Now Carriere is one of the first to try a new FDA-approved neurostimulator to zap his pain. Neurostimulators use electrodes controlled by a battery pack to send stimulation to the spinal cord, literally stopping pain signals from reaching the brain. They've been around since the 1980s, but now a new stimulator is using the same technology in iPhones to better control the signals.

"New technology is so advanced, so we can call it a smart stimulator," said Dr. Suelane Do Ouro, Beth Israel Medical Center.

"Smart" stimulators can read a person's body movement and adjust the amount and location of electricity being sent when a person moves.

Carriere just got his smart stimulator but he can already feel the difference.

"It drowns the pain away," said Carriere. Now he's on the move again, ready to get back to business.

The FDA just approved the AdaptiveStim Neurostimulator a few months ago. In the latest study, 86 percent of people who tried it found relief from their pain.

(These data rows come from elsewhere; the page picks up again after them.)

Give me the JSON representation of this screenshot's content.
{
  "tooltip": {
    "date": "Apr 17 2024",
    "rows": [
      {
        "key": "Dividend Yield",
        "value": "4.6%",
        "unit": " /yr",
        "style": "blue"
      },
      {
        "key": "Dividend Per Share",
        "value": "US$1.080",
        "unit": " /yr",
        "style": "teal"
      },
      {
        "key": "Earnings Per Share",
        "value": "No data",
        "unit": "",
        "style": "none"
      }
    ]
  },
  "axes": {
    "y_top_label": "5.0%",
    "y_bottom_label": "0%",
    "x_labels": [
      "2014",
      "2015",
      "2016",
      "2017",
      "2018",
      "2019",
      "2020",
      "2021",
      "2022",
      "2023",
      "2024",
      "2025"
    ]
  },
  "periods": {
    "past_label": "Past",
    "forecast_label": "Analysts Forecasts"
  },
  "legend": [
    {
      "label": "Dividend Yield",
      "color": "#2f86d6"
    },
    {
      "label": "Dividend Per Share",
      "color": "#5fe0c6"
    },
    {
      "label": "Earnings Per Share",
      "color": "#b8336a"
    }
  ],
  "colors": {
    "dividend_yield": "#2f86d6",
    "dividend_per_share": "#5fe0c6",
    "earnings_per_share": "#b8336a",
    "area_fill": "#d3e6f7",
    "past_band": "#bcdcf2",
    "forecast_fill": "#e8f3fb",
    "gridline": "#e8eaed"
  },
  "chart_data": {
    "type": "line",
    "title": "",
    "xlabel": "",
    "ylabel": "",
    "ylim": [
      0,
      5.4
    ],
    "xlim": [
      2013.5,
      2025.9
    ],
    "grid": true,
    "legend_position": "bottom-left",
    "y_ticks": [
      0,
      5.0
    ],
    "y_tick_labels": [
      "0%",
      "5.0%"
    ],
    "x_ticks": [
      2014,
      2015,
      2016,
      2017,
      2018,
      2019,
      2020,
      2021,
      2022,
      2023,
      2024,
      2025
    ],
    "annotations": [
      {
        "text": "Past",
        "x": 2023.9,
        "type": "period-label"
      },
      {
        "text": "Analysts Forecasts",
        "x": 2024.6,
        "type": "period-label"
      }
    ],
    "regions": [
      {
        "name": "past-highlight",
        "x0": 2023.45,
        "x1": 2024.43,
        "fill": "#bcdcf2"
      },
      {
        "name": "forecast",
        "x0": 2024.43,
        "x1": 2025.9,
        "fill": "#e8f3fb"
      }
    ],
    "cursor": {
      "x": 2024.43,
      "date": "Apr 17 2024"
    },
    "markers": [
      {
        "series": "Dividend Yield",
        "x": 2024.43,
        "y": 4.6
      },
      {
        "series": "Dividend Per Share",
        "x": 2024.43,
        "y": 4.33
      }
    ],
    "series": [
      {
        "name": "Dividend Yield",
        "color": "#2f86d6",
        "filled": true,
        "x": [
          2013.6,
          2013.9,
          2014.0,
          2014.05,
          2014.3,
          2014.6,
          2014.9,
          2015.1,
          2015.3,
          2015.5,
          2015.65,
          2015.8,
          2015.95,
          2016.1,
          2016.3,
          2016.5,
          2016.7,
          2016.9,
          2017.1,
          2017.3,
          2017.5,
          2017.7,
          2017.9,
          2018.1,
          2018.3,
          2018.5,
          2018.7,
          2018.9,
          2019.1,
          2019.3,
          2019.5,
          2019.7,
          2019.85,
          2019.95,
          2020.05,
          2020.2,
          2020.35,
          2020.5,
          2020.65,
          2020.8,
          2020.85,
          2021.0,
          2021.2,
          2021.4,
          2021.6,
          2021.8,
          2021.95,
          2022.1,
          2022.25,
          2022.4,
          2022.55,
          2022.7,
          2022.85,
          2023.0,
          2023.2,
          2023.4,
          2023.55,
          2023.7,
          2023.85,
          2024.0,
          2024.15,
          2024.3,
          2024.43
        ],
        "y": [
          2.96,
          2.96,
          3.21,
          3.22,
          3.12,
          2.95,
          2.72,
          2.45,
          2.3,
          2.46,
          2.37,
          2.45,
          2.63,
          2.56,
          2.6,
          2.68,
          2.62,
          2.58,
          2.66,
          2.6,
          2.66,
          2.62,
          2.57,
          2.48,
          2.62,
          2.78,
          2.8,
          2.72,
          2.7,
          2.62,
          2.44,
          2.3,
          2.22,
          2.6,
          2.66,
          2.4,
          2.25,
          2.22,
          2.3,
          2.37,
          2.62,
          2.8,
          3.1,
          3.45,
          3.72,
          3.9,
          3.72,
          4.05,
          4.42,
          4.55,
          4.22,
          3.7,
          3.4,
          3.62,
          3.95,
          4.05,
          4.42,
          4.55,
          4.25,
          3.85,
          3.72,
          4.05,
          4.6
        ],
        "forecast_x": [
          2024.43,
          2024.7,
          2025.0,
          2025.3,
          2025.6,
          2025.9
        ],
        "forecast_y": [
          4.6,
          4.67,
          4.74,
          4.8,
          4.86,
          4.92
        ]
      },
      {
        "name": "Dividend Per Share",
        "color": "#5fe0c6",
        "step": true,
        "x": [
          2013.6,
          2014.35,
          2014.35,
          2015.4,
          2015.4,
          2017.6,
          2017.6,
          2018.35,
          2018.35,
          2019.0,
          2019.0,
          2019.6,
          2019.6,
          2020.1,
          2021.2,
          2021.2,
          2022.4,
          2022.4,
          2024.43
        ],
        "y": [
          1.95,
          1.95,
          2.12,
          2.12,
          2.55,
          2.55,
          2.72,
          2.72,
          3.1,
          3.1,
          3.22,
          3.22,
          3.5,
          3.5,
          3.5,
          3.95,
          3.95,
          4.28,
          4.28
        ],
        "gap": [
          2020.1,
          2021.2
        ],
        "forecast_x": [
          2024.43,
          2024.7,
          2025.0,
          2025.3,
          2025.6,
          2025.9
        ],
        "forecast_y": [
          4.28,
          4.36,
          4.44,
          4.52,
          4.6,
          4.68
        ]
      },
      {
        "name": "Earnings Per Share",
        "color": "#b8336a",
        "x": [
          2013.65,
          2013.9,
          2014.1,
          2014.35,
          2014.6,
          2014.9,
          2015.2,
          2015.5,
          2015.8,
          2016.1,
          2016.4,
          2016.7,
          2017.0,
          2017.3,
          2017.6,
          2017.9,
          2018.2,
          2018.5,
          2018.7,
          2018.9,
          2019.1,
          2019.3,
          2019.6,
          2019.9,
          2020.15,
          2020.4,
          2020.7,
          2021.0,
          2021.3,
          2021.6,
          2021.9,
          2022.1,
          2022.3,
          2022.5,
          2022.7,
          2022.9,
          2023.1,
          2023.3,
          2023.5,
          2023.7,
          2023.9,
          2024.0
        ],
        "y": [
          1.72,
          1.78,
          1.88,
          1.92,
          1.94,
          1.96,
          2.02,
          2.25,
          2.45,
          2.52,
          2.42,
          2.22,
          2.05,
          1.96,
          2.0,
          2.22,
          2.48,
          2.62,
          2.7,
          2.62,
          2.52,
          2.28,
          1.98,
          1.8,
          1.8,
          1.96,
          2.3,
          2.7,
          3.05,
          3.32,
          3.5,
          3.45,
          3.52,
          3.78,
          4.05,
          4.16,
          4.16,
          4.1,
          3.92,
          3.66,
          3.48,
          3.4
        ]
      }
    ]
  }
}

LIVING WITH PAIN: Millions of people suffer from chronic pain on a daily basis, experiencing exactly how disruptive and destructive it can be. An estimated 26 million Americans between the ages of 20-64 suffer from frequent back pain. Back pain is the leading cause of disability in Americans under the age of 45. Pain is the second leading cause of medically related work absenteeism in the United States, resulting in more than 50 million lost workdays each year and billions of dollars. According to a chronic pain survey, almost half of those surveyed felt they had little or no control over their pain. Six out of ten patients said they experience pain one or more times daily. Chronic pain sufferers report that the pain severely affects their quality of life and overall health. (SOURCE: American Chronic Pain Association, American Academy of Pain Medicine)

PAIN COSTS: The annual cost of chronic pain in the United States can be pricey. An estimated $100 billion is spent due to healthcare expenses, lost income, and lost productivity. Costs associated with lower back pain are an estimated $85.9 billion. The total cost of arthritis is estimated at $128 billion. Undertreated pain raises the cost of healthcare because it extends hospital stays, increases emergency room visits, and results in unexpected doctor visits. (SOURCE: American Pain Foundation, American Journal of Managed Care)

TRADITIONAL TREATMENTS: Pain treatment is very difficult in many cases and patients are continually left undertreated. Pain treatment depends on the person and the severity of his or her pain, as well as his or her overall health. Furthermore, in order for doctors to give the correct treatment they must identify the pain location so they know what kind of pain they are treating. Some pain therapies include pain killers, physical therapy, nerve decompression surgery, and acupuncture. These treatments are not successful in everyone and can lead to further complications. (SOURCE: WebMD Pain Management)

NEUROSTIMULATOR THERAPY: Although neurostimulator therapy was first created many years ago, it is just recently showing promise for those suffering from chronic back pain who do not find relief from alternative treatments. Neurostimulator devices can be surgically implanted through a small incision, only leaving a small bump which is easily concealable by clothing. The stimulation provided by the system feels like a tingling and it does not make any noise. There are several different types of neurostimulators available most are battery operated or rechargeable. If rechargeable, the device can be charged externally through a wireless power charger. Rechargeable neurostimulators have an expected battery longevity of nine years. There are several components to the neurostimulation system. Some have remote programmers that allow you and your doctors to adjust the strength and location of stimulation. Risks for this device are relatively low as it can be easily removed with surgery. (SOURCE: American Pain Foundation, Medtronic)